A federal judge rejected a request by former Northwest Airlines Corp flight attendants to raise their compensation to that of Delta Air Lines Inc
While rejecting Delta's bid to dismiss the case, U.S. District Judge Patrick Schlitz in Minneapolis said the former Northwest flight attendants were unlikely to ultimately prevail on their claims for equal pay and benefits. He denied their request for a temporary order to align their compensation.
Robert Clayman, a lawyer for the former Northwest flight attendants, did not immediately return a call seeking comment. Delta spokeswoman Gina Laughlin said the carrier is pleased the court did not issue a preliminary injunction.
The lawsuit filed on March 2 accused Delta of withholding profit-sharing checks from more than 7,500 former Northwest flight attendants, giving them less than half the amount paid to their pre-merger Delta colleagues.
It followed a February 14 announcement by Delta Chief Executive Richard Anderson, who once held the same job at Northwest, of a $313 million profit-sharing award.
Before the carriers merged in October 2008, Northwest flight attendants were unionized, while Delta flight attendants were not and were paid more.
The plaintiffs, five Delta flight attendants who once worked at Northwest, said Delta paid them and their Northwest colleagues less because of their past union membership.
In his decision, Schlitz said the balance of harms weighed in favor of ruling now for Delta, even if the former Northwest flight attendants were ultimately to win.
If the court were to order Delta to grant pay raises and a larger profit-sharing distribution to plaintiffs, and Delta were later to prevail in this litigation, Delta would be unlikely to be able to recoup its losses, he wrote.
Moreover, the judge added, any attempt by Delta to recoup its losses would likely have a more destabilizing effect than would delaying any monetary recovery to which plaintiffs eventually prove themselves entitled.
Schlitz added that the former Northwest flight attendants' broader interest in protecting their right to unionize is being addressed by a federal mediation board.
The combined airline is based in Atlanta and is the second-largest U.S. carrier, after United Continental Holdings Inc
In late afternoon trading, Delta shares were down 41 cents, or 5.1 percent, to $7.59.

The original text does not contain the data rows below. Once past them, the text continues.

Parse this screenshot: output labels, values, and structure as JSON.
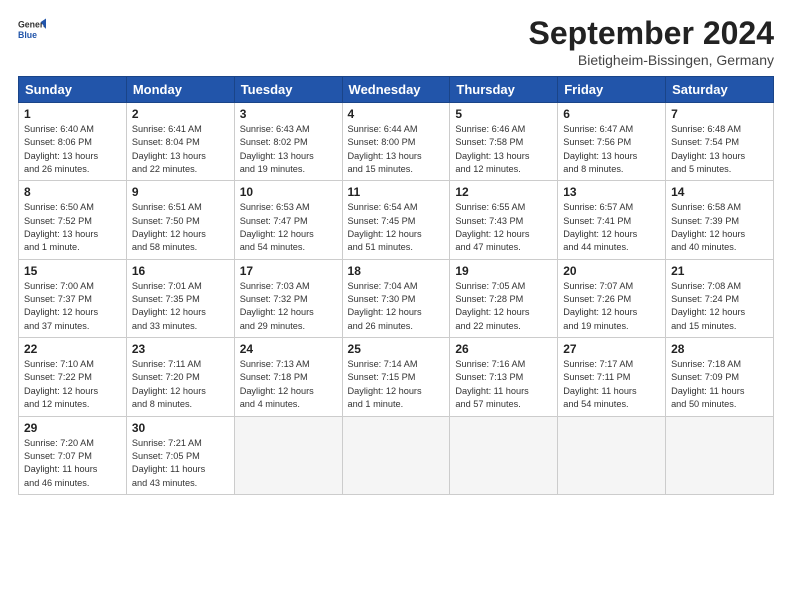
{
  "logo": {
    "general": "General",
    "blue": "Blue"
  },
  "header": {
    "month": "September 2024",
    "location": "Bietigheim-Bissingen, Germany"
  },
  "weekdays": [
    "Sunday",
    "Monday",
    "Tuesday",
    "Wednesday",
    "Thursday",
    "Friday",
    "Saturday"
  ],
  "weeks": [
    [
      {
        "day": "1",
        "info": "Sunrise: 6:40 AM\nSunset: 8:06 PM\nDaylight: 13 hours\nand 26 minutes."
      },
      {
        "day": "2",
        "info": "Sunrise: 6:41 AM\nSunset: 8:04 PM\nDaylight: 13 hours\nand 22 minutes."
      },
      {
        "day": "3",
        "info": "Sunrise: 6:43 AM\nSunset: 8:02 PM\nDaylight: 13 hours\nand 19 minutes."
      },
      {
        "day": "4",
        "info": "Sunrise: 6:44 AM\nSunset: 8:00 PM\nDaylight: 13 hours\nand 15 minutes."
      },
      {
        "day": "5",
        "info": "Sunrise: 6:46 AM\nSunset: 7:58 PM\nDaylight: 13 hours\nand 12 minutes."
      },
      {
        "day": "6",
        "info": "Sunrise: 6:47 AM\nSunset: 7:56 PM\nDaylight: 13 hours\nand 8 minutes."
      },
      {
        "day": "7",
        "info": "Sunrise: 6:48 AM\nSunset: 7:54 PM\nDaylight: 13 hours\nand 5 minutes."
      }
    ],
    [
      {
        "day": "8",
        "info": "Sunrise: 6:50 AM\nSunset: 7:52 PM\nDaylight: 13 hours\nand 1 minute."
      },
      {
        "day": "9",
        "info": "Sunrise: 6:51 AM\nSunset: 7:50 PM\nDaylight: 12 hours\nand 58 minutes."
      },
      {
        "day": "10",
        "info": "Sunrise: 6:53 AM\nSunset: 7:47 PM\nDaylight: 12 hours\nand 54 minutes."
      },
      {
        "day": "11",
        "info": "Sunrise: 6:54 AM\nSunset: 7:45 PM\nDaylight: 12 hours\nand 51 minutes."
      },
      {
        "day": "12",
        "info": "Sunrise: 6:55 AM\nSunset: 7:43 PM\nDaylight: 12 hours\nand 47 minutes."
      },
      {
        "day": "13",
        "info": "Sunrise: 6:57 AM\nSunset: 7:41 PM\nDaylight: 12 hours\nand 44 minutes."
      },
      {
        "day": "14",
        "info": "Sunrise: 6:58 AM\nSunset: 7:39 PM\nDaylight: 12 hours\nand 40 minutes."
      }
    ],
    [
      {
        "day": "15",
        "info": "Sunrise: 7:00 AM\nSunset: 7:37 PM\nDaylight: 12 hours\nand 37 minutes."
      },
      {
        "day": "16",
        "info": "Sunrise: 7:01 AM\nSunset: 7:35 PM\nDaylight: 12 hours\nand 33 minutes."
      },
      {
        "day": "17",
        "info": "Sunrise: 7:03 AM\nSunset: 7:32 PM\nDaylight: 12 hours\nand 29 minutes."
      },
      {
        "day": "18",
        "info": "Sunrise: 7:04 AM\nSunset: 7:30 PM\nDaylight: 12 hours\nand 26 minutes."
      },
      {
        "day": "19",
        "info": "Sunrise: 7:05 AM\nSunset: 7:28 PM\nDaylight: 12 hours\nand 22 minutes."
      },
      {
        "day": "20",
        "info": "Sunrise: 7:07 AM\nSunset: 7:26 PM\nDaylight: 12 hours\nand 19 minutes."
      },
      {
        "day": "21",
        "info": "Sunrise: 7:08 AM\nSunset: 7:24 PM\nDaylight: 12 hours\nand 15 minutes."
      }
    ],
    [
      {
        "day": "22",
        "info": "Sunrise: 7:10 AM\nSunset: 7:22 PM\nDaylight: 12 hours\nand 12 minutes."
      },
      {
        "day": "23",
        "info": "Sunrise: 7:11 AM\nSunset: 7:20 PM\nDaylight: 12 hours\nand 8 minutes."
      },
      {
        "day": "24",
        "info": "Sunrise: 7:13 AM\nSunset: 7:18 PM\nDaylight: 12 hours\nand 4 minutes."
      },
      {
        "day": "25",
        "info": "Sunrise: 7:14 AM\nSunset: 7:15 PM\nDaylight: 12 hours\nand 1 minute."
      },
      {
        "day": "26",
        "info": "Sunrise: 7:16 AM\nSunset: 7:13 PM\nDaylight: 11 hours\nand 57 minutes."
      },
      {
        "day": "27",
        "info": "Sunrise: 7:17 AM\nSunset: 7:11 PM\nDaylight: 11 hours\nand 54 minutes."
      },
      {
        "day": "28",
        "info": "Sunrise: 7:18 AM\nSunset: 7:09 PM\nDaylight: 11 hours\nand 50 minutes."
      }
    ],
    [
      {
        "day": "29",
        "info": "Sunrise: 7:20 AM\nSunset: 7:07 PM\nDaylight: 11 hours\nand 46 minutes."
      },
      {
        "day": "30",
        "info": "Sunrise: 7:21 AM\nSunset: 7:05 PM\nDaylight: 11 hours\nand 43 minutes."
      },
      {
        "day": "",
        "info": ""
      },
      {
        "day": "",
        "info": ""
      },
      {
        "day": "",
        "info": ""
      },
      {
        "day": "",
        "info": ""
      },
      {
        "day": "",
        "info": ""
      }
    ]
  ]
}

The case is McMahon et al v. Delta Air Lines Inc, U.S. District Court, District of Minnesota, No. 11-00521.
(Reporting by Jonathan Stempel in New York; editing by Carol Bishopric)